**TO DO**
An exact, complete copy of the entries is what is needed.

**INPUT DATA**
- - -

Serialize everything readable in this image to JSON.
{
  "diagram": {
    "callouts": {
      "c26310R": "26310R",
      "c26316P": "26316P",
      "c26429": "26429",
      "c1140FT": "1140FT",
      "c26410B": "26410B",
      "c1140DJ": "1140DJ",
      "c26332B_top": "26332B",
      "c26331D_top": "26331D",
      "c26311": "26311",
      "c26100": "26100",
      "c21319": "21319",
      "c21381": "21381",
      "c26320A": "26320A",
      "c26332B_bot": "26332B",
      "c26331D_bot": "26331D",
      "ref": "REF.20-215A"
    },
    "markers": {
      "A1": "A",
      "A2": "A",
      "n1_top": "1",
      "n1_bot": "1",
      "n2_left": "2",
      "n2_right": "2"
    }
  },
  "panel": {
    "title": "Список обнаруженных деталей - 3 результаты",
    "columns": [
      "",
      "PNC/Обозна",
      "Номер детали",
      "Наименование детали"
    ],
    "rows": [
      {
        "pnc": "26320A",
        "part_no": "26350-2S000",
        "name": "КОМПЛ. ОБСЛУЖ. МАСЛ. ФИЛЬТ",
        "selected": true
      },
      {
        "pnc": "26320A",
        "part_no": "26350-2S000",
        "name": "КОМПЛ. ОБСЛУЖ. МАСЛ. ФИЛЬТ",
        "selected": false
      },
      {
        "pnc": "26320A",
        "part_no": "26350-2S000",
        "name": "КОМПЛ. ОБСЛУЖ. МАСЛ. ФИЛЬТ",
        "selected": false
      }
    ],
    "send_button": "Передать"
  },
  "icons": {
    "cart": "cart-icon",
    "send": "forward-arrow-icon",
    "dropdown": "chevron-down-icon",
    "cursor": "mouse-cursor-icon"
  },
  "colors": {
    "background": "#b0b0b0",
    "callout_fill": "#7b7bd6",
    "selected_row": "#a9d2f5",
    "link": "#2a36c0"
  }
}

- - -

**OUTPUT OF THE EXERCISE**
Serialize everything readable in this image to JSON.
{
  "diagram": {
    "callouts": {
      "c26310R": "26310R",
      "c26316P": "26316P",
      "c26429": "26429",
      "c1140FT": "1140FT",
      "c26410B": "26410B",
      "c1140DJ": "1140DJ",
      "c26332B_top": "26332B",
      "c26331D_top": "26331D",
      "c26311": "26311",
      "c26100": "26100",
      "c21319": "21319",
      "c21381": "21381",
      "c26320A": "26320A",
      "c26332B_bot": "26332B",
      "c26331D_bot": "26331D",
      "ref": "REF.20-215A"
    },
    "markers": {
      "A1": "A",
      "A2": "A",
      "n1_top": "1",
      "n1_bot": "1",
      "n2_left": "2",
      "n2_right": "2"
    }
  },
  "panel": {
    "title": "Список обнаруженных деталей - 3 результаты",
    "columns": [
      "",
      "PNC/Обозна",
      "Номер детали",
      "Наименование детали"
    ],
    "rows": [
      {
        "pnc": "26320A",
        "part_no": "26350-2S000",
        "name": "КОМПЛ. ОБСЛУЖ. МАСЛ. ФИЛЬТ",
        "selected": true
      },
      {
        "pnc": "26320A",
        "part_no": "26350-2S000",
        "name": "КОМПЛ. ОБСЛУЖ. МАСЛ. ФИЛЬТ",
        "selected": false
      },
      {
        "pnc": "26320A",
        "part_no": "26350-2S000",
        "name": "КОМПЛ. ОБСЛУЖ. МАСЛ. ФИЛЬТ",
        "selected": false
      }
    ],
    "send_button": "Передать"
  },
  "icons": {
    "cart": "cart-icon",
    "send": "forward-arrow-icon",
    "dropdown": "chevron-down-icon",
    "cursor": "mouse-cursor-icon"
  },
  "colors": {
    "background": "#b0b0b0",
    "callout_fill": "#7b7bd6",
    "selected_row": "#a9d2f5",
    "link": "#2a36c0"
  }
}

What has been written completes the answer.